Records contained in a dataset:
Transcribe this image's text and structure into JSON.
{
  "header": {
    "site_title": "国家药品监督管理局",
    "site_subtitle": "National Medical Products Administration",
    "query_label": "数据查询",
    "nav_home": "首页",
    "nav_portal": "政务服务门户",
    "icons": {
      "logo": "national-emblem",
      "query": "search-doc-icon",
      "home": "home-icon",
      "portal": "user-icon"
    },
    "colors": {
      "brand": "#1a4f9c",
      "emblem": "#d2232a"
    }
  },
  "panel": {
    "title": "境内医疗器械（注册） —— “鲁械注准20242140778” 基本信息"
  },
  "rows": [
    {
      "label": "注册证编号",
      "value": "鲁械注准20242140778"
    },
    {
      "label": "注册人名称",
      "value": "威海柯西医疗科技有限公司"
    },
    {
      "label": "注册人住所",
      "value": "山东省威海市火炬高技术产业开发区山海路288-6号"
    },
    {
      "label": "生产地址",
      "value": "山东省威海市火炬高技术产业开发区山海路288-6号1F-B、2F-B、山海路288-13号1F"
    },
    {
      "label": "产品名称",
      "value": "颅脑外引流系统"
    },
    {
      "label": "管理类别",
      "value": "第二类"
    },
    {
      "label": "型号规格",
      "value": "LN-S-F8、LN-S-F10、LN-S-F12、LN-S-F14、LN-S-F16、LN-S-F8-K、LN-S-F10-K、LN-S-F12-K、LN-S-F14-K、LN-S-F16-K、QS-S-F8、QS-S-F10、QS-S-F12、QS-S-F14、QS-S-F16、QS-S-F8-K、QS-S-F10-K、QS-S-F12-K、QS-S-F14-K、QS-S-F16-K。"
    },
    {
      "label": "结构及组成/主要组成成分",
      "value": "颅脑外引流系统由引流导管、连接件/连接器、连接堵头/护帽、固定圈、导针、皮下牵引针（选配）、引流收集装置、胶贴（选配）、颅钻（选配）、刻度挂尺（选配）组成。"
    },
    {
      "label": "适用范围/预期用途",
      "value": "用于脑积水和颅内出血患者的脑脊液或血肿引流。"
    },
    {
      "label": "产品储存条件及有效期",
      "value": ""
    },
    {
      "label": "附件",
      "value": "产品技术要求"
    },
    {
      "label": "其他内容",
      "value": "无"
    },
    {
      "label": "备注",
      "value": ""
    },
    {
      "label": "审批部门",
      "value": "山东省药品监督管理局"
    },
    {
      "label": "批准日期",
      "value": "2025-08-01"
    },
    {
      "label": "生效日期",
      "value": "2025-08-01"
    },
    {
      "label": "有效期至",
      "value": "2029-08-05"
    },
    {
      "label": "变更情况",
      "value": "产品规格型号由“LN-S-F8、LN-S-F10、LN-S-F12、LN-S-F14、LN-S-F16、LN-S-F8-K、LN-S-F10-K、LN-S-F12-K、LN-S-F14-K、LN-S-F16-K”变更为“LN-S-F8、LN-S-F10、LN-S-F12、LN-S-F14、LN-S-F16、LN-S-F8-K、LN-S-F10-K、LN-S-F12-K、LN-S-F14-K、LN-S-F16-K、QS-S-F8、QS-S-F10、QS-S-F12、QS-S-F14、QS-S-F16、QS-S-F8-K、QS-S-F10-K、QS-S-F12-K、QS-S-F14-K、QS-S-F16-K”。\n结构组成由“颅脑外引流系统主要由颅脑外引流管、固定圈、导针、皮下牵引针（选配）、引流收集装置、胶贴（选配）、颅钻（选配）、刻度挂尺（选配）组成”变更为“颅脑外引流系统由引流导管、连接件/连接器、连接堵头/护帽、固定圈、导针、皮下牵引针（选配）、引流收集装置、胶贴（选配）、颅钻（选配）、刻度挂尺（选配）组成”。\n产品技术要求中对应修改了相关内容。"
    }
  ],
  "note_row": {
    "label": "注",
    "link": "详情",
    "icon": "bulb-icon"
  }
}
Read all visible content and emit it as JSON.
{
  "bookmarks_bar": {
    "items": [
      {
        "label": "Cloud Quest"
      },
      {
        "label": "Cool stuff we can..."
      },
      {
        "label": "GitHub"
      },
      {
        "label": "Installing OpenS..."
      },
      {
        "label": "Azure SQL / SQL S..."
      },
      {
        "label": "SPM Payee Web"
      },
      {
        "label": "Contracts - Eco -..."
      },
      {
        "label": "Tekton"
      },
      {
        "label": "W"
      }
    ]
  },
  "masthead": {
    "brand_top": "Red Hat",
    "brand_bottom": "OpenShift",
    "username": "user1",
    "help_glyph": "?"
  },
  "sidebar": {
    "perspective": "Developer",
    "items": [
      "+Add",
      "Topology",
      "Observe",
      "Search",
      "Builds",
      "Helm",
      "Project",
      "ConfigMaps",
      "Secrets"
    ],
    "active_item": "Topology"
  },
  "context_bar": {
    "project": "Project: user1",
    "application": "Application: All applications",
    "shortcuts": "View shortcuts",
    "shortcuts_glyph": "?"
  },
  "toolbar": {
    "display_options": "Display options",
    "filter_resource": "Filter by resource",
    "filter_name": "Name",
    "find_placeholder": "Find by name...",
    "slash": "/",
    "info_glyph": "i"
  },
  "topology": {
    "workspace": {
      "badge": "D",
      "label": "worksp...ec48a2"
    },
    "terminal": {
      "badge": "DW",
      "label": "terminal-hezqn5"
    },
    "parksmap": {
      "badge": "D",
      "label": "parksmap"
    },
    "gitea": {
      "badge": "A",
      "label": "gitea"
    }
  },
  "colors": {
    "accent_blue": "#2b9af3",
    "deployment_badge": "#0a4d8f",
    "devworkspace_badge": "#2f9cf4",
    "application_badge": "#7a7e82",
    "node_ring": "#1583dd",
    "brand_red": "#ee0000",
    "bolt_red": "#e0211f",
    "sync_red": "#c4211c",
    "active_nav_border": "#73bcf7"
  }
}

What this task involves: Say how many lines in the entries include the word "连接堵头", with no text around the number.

Exercise solution: 2